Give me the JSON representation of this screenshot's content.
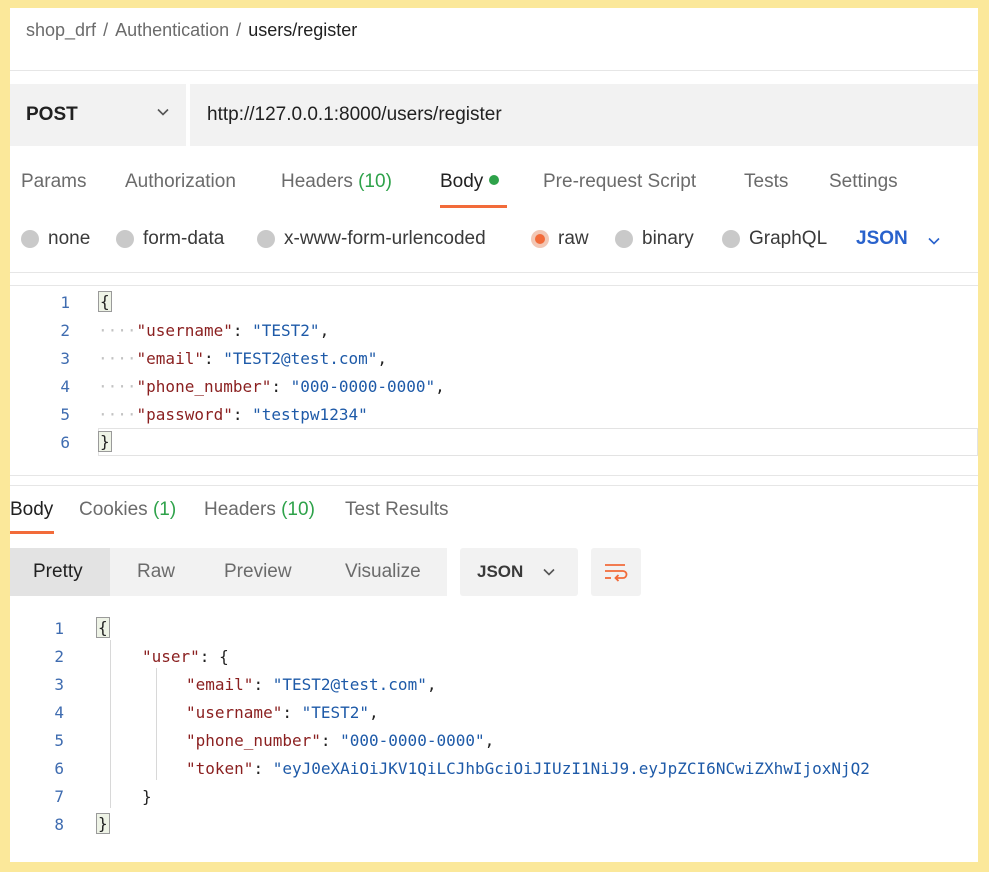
{
  "breadcrumb": {
    "workspace": "shop_drf",
    "collection": "Authentication",
    "request": "users/register",
    "separator": "/"
  },
  "request": {
    "method": "POST",
    "url": "http://127.0.0.1:8000/users/register"
  },
  "request_tabs": {
    "params": "Params",
    "authorization": "Authorization",
    "headers": "Headers",
    "headers_count": "(10)",
    "body": "Body",
    "pre_request_script": "Pre-request Script",
    "tests": "Tests",
    "settings": "Settings"
  },
  "body_types": {
    "none": "none",
    "form_data": "form-data",
    "urlencoded": "x-www-form-urlencoded",
    "raw": "raw",
    "binary": "binary",
    "graphql": "GraphQL",
    "selected_format": "JSON"
  },
  "request_body": {
    "line_numbers": [
      "1",
      "2",
      "3",
      "4",
      "5",
      "6"
    ],
    "open": "{",
    "close": "}",
    "fields": [
      {
        "key": "\"username\"",
        "value": "\"TEST2\"",
        "trail": ","
      },
      {
        "key": "\"email\"",
        "value": "\"TEST2@test.com\"",
        "trail": ","
      },
      {
        "key": "\"phone_number\"",
        "value": "\"000-0000-0000\"",
        "trail": ","
      },
      {
        "key": "\"password\"",
        "value": "\"testpw1234\"",
        "trail": ""
      }
    ]
  },
  "response_tabs": {
    "body": "Body",
    "cookies": "Cookies",
    "cookies_count": "(1)",
    "headers": "Headers",
    "headers_count": "(10)",
    "test_results": "Test Results"
  },
  "view_modes": {
    "pretty": "Pretty",
    "raw": "Raw",
    "preview": "Preview",
    "visualize": "Visualize",
    "format": "JSON"
  },
  "response_body": {
    "line_numbers": [
      "1",
      "2",
      "3",
      "4",
      "5",
      "6",
      "7",
      "8"
    ],
    "open": "{",
    "close": "}",
    "user_key": "\"user\"",
    "user_open": "{",
    "user_close": "}",
    "fields": [
      {
        "key": "\"email\"",
        "value": "\"TEST2@test.com\"",
        "trail": ","
      },
      {
        "key": "\"username\"",
        "value": "\"TEST2\"",
        "trail": ","
      },
      {
        "key": "\"phone_number\"",
        "value": "\"000-0000-0000\"",
        "trail": ","
      },
      {
        "key": "\"token\"",
        "value": "\"eyJ0eXAiOiJKV1QiLCJhbGciOiJIUzI1NiJ9.eyJpZCI6NCwiZXhwIjoxNjQ2",
        "trail": ""
      }
    ]
  },
  "colors": {
    "accent": "#f26b3a",
    "count_green": "#2ea24a",
    "json_blue": "#2962cc",
    "frame": "#fbe89a"
  }
}
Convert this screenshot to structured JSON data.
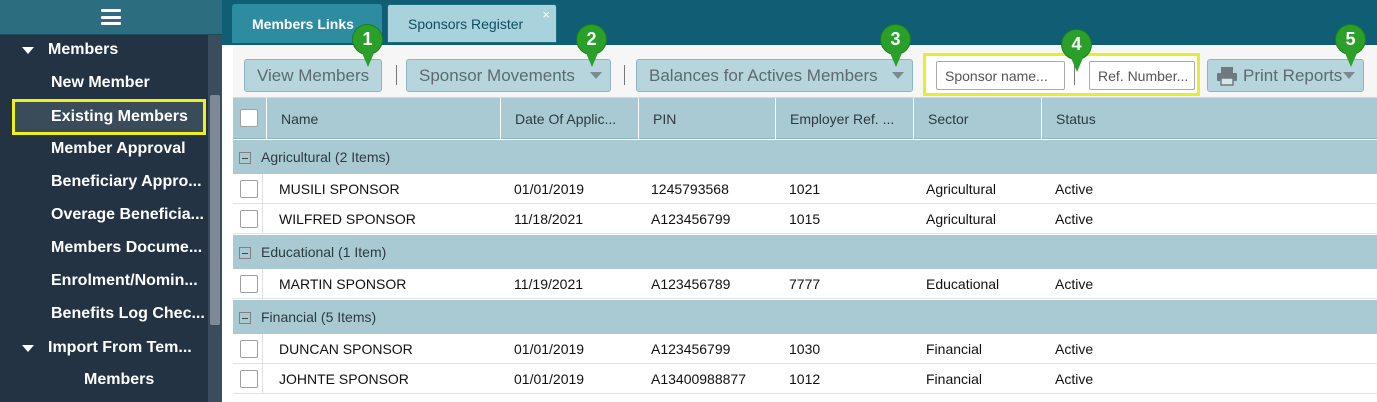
{
  "sidebar": {
    "items": [
      {
        "label": "Members",
        "type": "group"
      },
      {
        "label": "New Member",
        "type": "sub"
      },
      {
        "label": "Existing Members",
        "type": "sub",
        "selected": true
      },
      {
        "label": "Member Approval",
        "type": "sub"
      },
      {
        "label": "Beneficiary Appro...",
        "type": "sub"
      },
      {
        "label": "Overage Beneficia...",
        "type": "sub"
      },
      {
        "label": "Members Docume...",
        "type": "sub"
      },
      {
        "label": "Enrolment/Nomin...",
        "type": "sub"
      },
      {
        "label": "Benefits Log Chec...",
        "type": "sub"
      },
      {
        "label": "Import From Tem...",
        "type": "group"
      },
      {
        "label": "Members",
        "type": "sub2"
      }
    ]
  },
  "tabs": [
    {
      "label": "Members Links",
      "active": true
    },
    {
      "label": "Sponsors Register",
      "active": false,
      "close": "×"
    }
  ],
  "toolbar": {
    "view_members": "View Members",
    "sponsor_movements": "Sponsor Movements",
    "balances": "Balances for Actives Members",
    "sponsor_name_placeholder": "Sponsor name...",
    "ref_number_placeholder": "Ref. Number...",
    "print_reports": "Print Reports",
    "print_icon": "printer-icon"
  },
  "badges": [
    "1",
    "2",
    "3",
    "4",
    "5"
  ],
  "table": {
    "columns": [
      "Name",
      "Date Of Applic...",
      "PIN",
      "Employer Ref. ...",
      "Sector",
      "Status"
    ],
    "groups": [
      {
        "label": "Agricultural (2 Items)",
        "rows": [
          [
            "MUSILI SPONSOR",
            "01/01/2019",
            "1245793568",
            "1021",
            "Agricultural",
            "Active"
          ],
          [
            "WILFRED SPONSOR",
            "11/18/2021",
            "A123456799",
            "1015",
            "Agricultural",
            "Active"
          ]
        ]
      },
      {
        "label": "Educational (1 Item)",
        "rows": [
          [
            "MARTIN SPONSOR",
            "11/19/2021",
            "A123456789",
            "7777",
            "Educational",
            "Active"
          ]
        ]
      },
      {
        "label": "Financial (5 Items)",
        "rows": [
          [
            "DUNCAN SPONSOR",
            "01/01/2019",
            "A123456799",
            "1030",
            "Financial",
            "Active"
          ],
          [
            "JOHNTE SPONSOR",
            "01/01/2019",
            "A13400988877",
            "1012",
            "Financial",
            "Active"
          ]
        ]
      }
    ]
  },
  "colors": {
    "sidebar_bg": "#233343",
    "tabbar_bg": "#0f5e73",
    "highlight": "#f0f01c",
    "badge_green": "#2aa02a",
    "header_bg": "#a9cad3"
  }
}
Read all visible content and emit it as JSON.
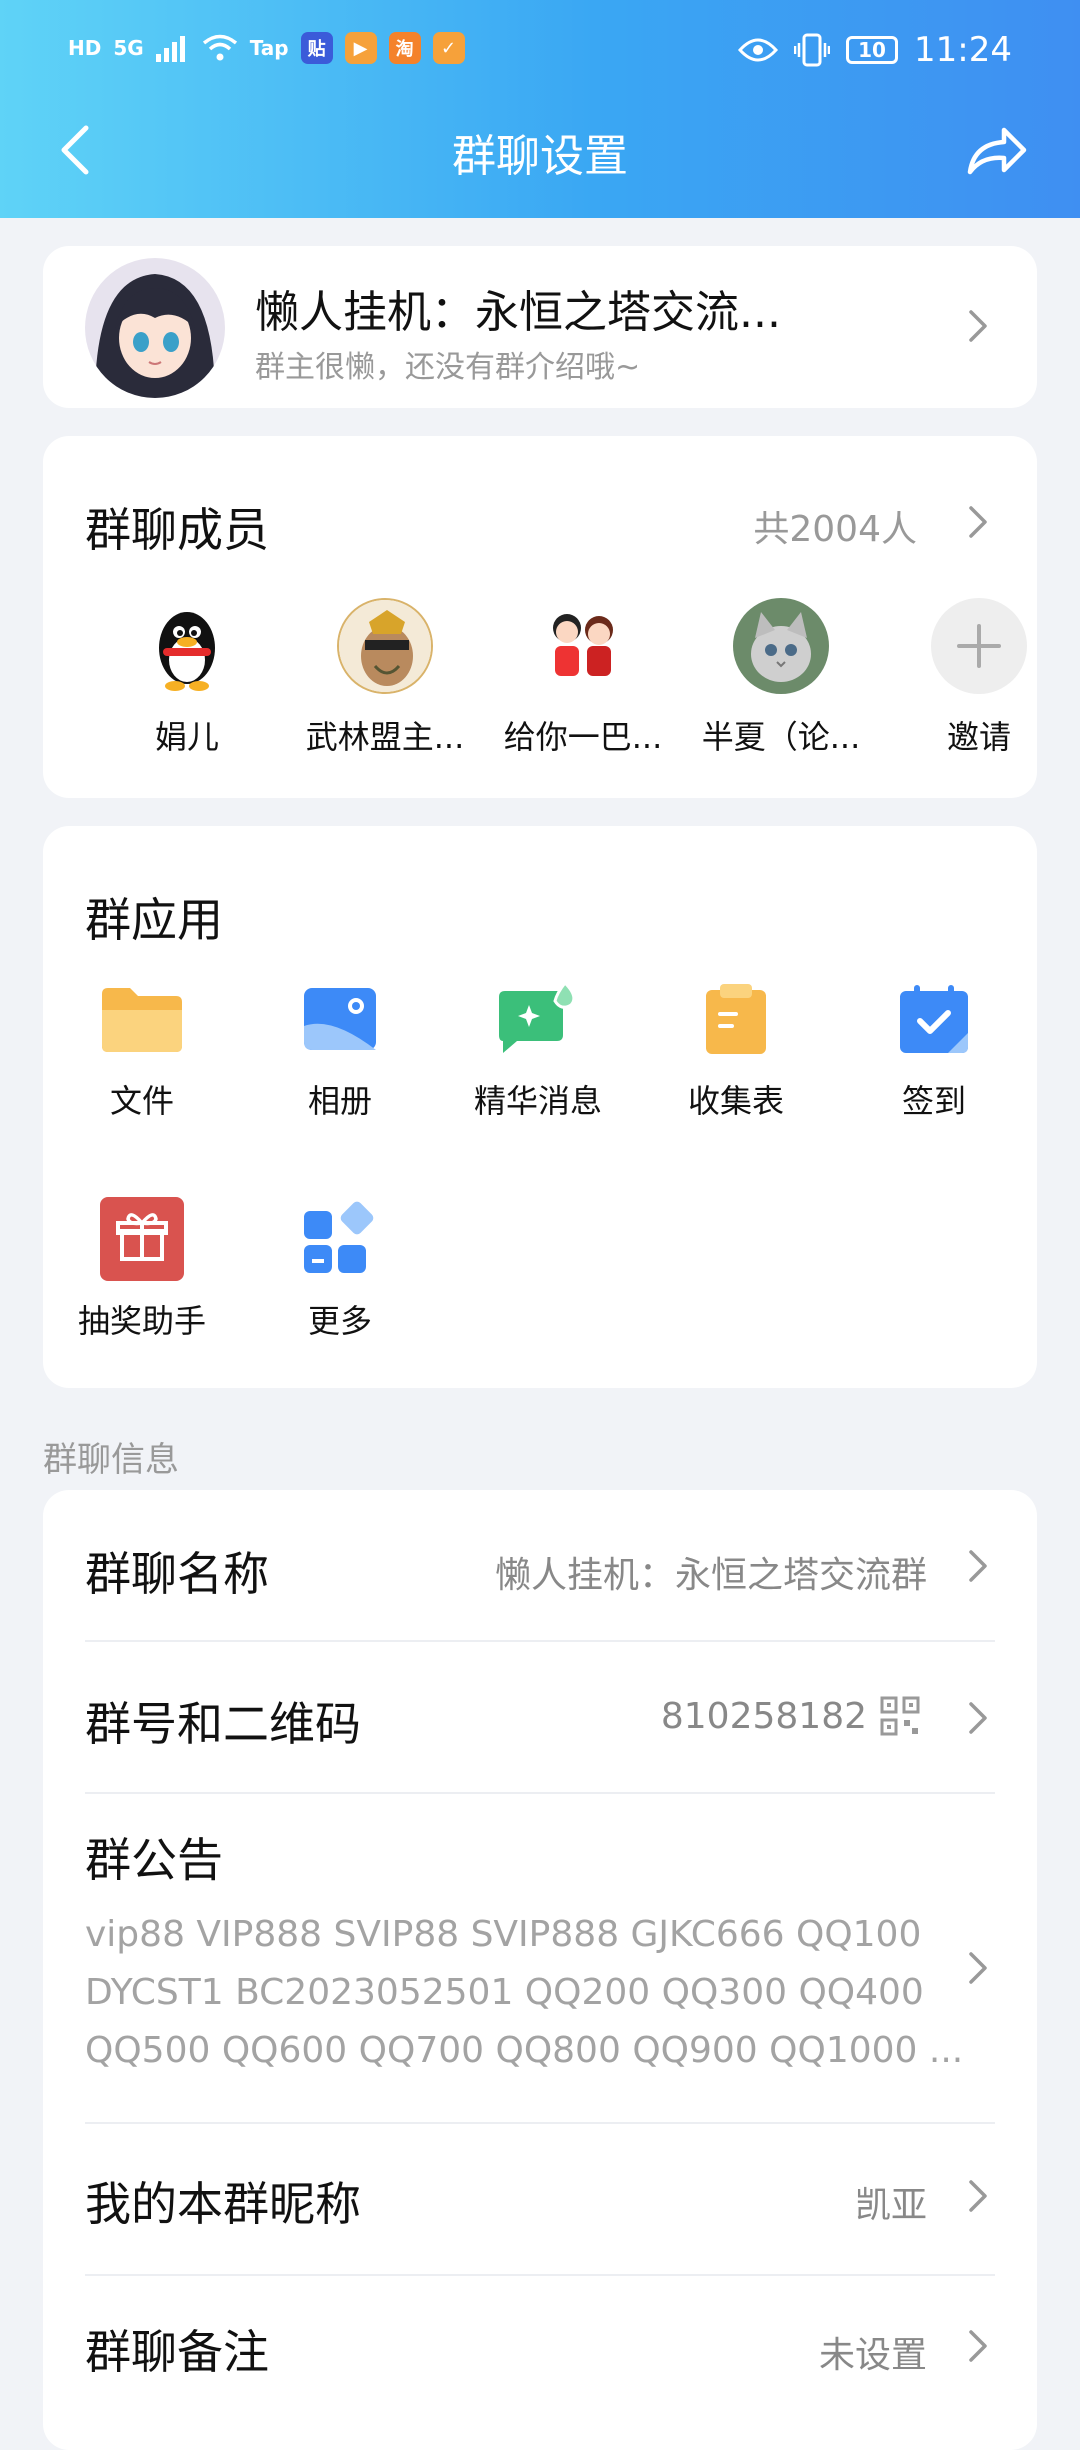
{
  "status_bar": {
    "network": "HD",
    "signal": "5G",
    "tap_label": "Tap",
    "battery": "10",
    "time": "11:24"
  },
  "nav": {
    "title": "群聊设置"
  },
  "group": {
    "name": "懒人挂机：永恒之塔交流...",
    "desc": "群主很懒，还没有群介绍哦~"
  },
  "members": {
    "title": "群聊成员",
    "count": "共2004人",
    "list": [
      {
        "name": "娟儿"
      },
      {
        "name": "武林盟主..."
      },
      {
        "name": "给你一巴..."
      },
      {
        "name": "半夏（论..."
      },
      {
        "name": "邀请"
      }
    ]
  },
  "apps": {
    "title": "群应用",
    "items": [
      {
        "label": "文件",
        "icon": "folder-icon",
        "color": "#f7b84b"
      },
      {
        "label": "相册",
        "icon": "album-icon",
        "color": "#3d8af7"
      },
      {
        "label": "精华消息",
        "icon": "highlight-message-icon",
        "color": "#3bbf7a"
      },
      {
        "label": "收集表",
        "icon": "clipboard-icon",
        "color": "#f7b84b"
      },
      {
        "label": "签到",
        "icon": "calendar-check-icon",
        "color": "#3d8af7"
      },
      {
        "label": "抽奖助手",
        "icon": "gift-icon",
        "color": "#d9534f"
      },
      {
        "label": "更多",
        "icon": "more-apps-icon",
        "color": "#3d8af7"
      }
    ]
  },
  "info": {
    "section_label": "群聊信息",
    "group_name_key": "群聊名称",
    "group_name_value": "懒人挂机：永恒之塔交流群",
    "group_number_key": "群号和二维码",
    "group_number_value": "810258182",
    "notice_key": "群公告",
    "notice_text": "vip88 VIP888 SVIP88 SVIP888 GJKC666 QQ100 DYCST1 BC2023052501 QQ200 QQ300 QQ400 QQ500 QQ600 QQ700 QQ800 QQ900 QQ1000 ...",
    "nickname_key": "我的本群昵称",
    "nickname_value": "凯亚",
    "remark_key": "群聊备注",
    "remark_value": "未设置"
  },
  "colors": {
    "header_start": "#5fd3f7",
    "header_end": "#3f8ff2",
    "background": "#f1f3f7"
  }
}
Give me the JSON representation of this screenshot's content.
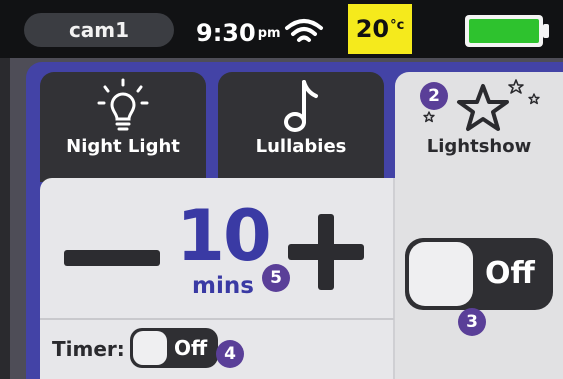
{
  "status_bar": {
    "camera_label": "cam1",
    "time": "9:30",
    "time_suffix": "pm",
    "temperature": "20",
    "temperature_unit": "°c",
    "battery_color": "#2ec22e"
  },
  "tabs": [
    {
      "label": "Night Light",
      "icon": "lightbulb-icon"
    },
    {
      "label": "Lullabies",
      "icon": "music-note-icon"
    },
    {
      "label": "Lightshow",
      "icon": "star-icon"
    }
  ],
  "timer": {
    "value": "10",
    "unit": "mins",
    "label": "Timer:",
    "toggle_state": "Off"
  },
  "lightshow": {
    "toggle_state": "Off"
  },
  "callouts": {
    "c2": "2",
    "c3": "3",
    "c4": "4",
    "c5": "5"
  },
  "colors": {
    "accent_purple": "#4343a6",
    "number_blue": "#3a3aa4",
    "callout_purple": "#5a3f98",
    "temp_yellow": "#f5ea1c"
  }
}
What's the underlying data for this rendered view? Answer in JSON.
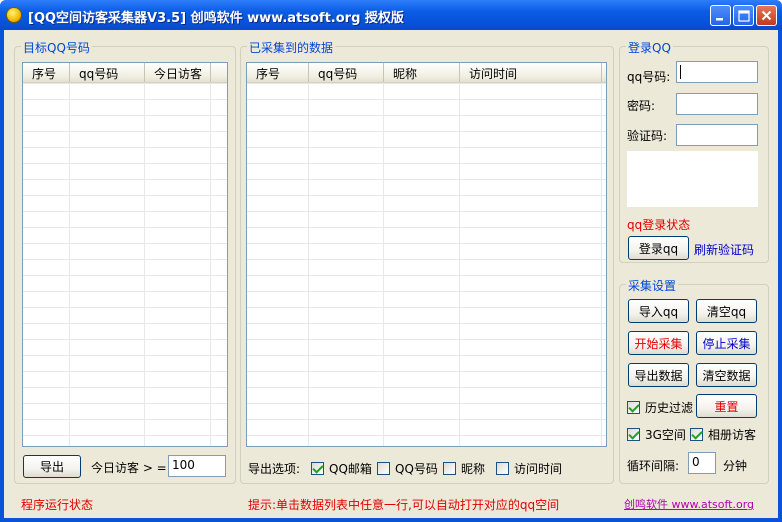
{
  "window": {
    "title": "[QQ空间访客采集器V3.5] 创鸣软件 www.atsoft.org 授权版",
    "minimize": "▁",
    "maximize": "□",
    "close": "✕"
  },
  "target_group": {
    "title": "目标QQ号码",
    "columns": [
      "序号",
      "qq号码",
      "今日访客"
    ],
    "import_button": "导出",
    "today_visitor_label": "今日访客 > =",
    "today_visitor_value": "100"
  },
  "collected_group": {
    "title": "已采集到的数据",
    "columns": [
      "序号",
      "qq号码",
      "昵称",
      "访问时间"
    ],
    "export_label": "导出选项:",
    "options": [
      {
        "label": "QQ邮箱",
        "checked": true
      },
      {
        "label": "QQ号码",
        "checked": false
      },
      {
        "label": "昵称",
        "checked": false
      },
      {
        "label": "访问时间",
        "checked": false
      }
    ]
  },
  "login_group": {
    "title": "登录QQ",
    "qq_label": "qq号码:",
    "qq_value": "",
    "password_label": "密码:",
    "password_value": "",
    "captcha_label": "验证码:",
    "captcha_value": "",
    "status": "qq登录状态",
    "login_button": "登录qq",
    "refresh_link": "刷新验证码"
  },
  "settings_group": {
    "title": "采集设置",
    "import_button": "导入qq",
    "clear_button": "清空qq",
    "start_button": "开始采集",
    "stop_button": "停止采集",
    "export_button": "导出数据",
    "clear_data_button": "清空数据",
    "history_filter": {
      "label": "历史过滤",
      "checked": true
    },
    "reset_button": "重置",
    "space_3g": {
      "label": "3G空间",
      "checked": true
    },
    "album_visitor": {
      "label": "相册访客",
      "checked": true
    },
    "interval_label": "循环间隔:",
    "interval_value": "0",
    "interval_unit": "分钟"
  },
  "footer": {
    "status": "程序运行状态",
    "hint": "提示:单击数据列表中任意一行,可以自动打开对应的qq空间",
    "link": "创鸣软件 www.atsoft.org"
  }
}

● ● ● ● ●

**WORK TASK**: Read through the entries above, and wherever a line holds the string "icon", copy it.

**ANSWER SECTION**:
    "print_icon": "printer-icon"
        "icon": "folder-icon",
        "icon": "album-icon",
        "icon": "highlight-message-icon",
        "icon": "clipboard-icon",
        "icon": "calendar-check-icon",
        "icon": "gift-icon",
        "icon": "more-apps-icon",
      "icon": "lightbulb-icon"
      "icon": "music-note-icon"
      "icon": "star-icon"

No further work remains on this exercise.